Task statement → Pick out each line in these entries that contains the string "centrifugal".

Component data from apps and pages
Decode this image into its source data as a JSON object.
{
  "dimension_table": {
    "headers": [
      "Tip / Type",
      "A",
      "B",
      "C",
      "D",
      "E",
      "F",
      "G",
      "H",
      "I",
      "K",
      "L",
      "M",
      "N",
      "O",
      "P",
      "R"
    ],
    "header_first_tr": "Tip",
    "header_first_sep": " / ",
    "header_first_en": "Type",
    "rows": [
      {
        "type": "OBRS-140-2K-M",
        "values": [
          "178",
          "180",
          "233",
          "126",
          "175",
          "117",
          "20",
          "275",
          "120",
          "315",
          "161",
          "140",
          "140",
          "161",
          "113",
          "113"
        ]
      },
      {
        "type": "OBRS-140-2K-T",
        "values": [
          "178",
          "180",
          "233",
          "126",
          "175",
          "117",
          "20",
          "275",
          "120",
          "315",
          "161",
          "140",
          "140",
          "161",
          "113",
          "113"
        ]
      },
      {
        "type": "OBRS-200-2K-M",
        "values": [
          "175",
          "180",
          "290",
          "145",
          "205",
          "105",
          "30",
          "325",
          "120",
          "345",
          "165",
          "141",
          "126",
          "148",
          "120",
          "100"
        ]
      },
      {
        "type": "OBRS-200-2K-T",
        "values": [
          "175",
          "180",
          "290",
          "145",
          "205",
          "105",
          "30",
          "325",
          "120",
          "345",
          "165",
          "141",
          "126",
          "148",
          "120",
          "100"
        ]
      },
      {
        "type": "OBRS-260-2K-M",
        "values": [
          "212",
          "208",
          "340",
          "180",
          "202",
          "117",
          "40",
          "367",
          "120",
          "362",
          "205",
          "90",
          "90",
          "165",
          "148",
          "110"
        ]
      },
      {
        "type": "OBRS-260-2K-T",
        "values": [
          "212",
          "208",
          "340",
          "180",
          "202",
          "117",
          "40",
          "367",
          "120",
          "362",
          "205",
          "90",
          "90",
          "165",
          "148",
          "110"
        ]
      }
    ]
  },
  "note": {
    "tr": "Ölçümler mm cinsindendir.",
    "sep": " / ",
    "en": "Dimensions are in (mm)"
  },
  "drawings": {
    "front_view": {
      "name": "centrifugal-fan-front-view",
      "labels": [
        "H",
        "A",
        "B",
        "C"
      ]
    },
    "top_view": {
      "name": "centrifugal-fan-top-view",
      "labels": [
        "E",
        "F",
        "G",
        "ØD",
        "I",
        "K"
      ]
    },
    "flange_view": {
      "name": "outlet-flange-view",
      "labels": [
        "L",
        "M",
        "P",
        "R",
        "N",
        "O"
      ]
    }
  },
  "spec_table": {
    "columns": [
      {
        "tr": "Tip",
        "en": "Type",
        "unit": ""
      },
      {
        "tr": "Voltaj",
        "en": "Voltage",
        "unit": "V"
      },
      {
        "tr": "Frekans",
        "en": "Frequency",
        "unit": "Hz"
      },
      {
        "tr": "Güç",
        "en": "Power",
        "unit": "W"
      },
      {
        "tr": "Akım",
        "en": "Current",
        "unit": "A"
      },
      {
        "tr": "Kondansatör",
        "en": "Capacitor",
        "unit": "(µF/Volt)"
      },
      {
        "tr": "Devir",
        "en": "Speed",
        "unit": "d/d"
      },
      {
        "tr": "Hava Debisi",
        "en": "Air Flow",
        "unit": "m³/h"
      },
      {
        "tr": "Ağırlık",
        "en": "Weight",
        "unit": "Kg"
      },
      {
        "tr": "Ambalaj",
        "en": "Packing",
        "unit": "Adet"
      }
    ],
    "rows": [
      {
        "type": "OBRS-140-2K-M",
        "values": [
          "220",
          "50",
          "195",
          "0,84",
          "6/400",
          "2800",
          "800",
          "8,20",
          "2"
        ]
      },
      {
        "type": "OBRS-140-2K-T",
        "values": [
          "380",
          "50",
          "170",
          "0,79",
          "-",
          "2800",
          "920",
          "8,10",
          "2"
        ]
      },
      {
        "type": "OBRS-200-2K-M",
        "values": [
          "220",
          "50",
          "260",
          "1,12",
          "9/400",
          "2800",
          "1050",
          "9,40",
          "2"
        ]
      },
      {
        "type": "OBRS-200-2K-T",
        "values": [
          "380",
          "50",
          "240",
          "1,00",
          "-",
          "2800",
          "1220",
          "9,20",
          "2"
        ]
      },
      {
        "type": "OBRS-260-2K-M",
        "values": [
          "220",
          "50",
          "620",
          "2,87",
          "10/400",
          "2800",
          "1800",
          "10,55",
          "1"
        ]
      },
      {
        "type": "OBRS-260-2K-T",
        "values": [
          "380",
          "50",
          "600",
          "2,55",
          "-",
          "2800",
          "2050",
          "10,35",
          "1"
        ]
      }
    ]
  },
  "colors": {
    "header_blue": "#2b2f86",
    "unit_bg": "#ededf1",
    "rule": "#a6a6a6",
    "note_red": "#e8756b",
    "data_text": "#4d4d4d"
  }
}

Result of the task →
      "name": "centrifugal-fan-front-view",
      "name": "centrifugal-fan-top-view",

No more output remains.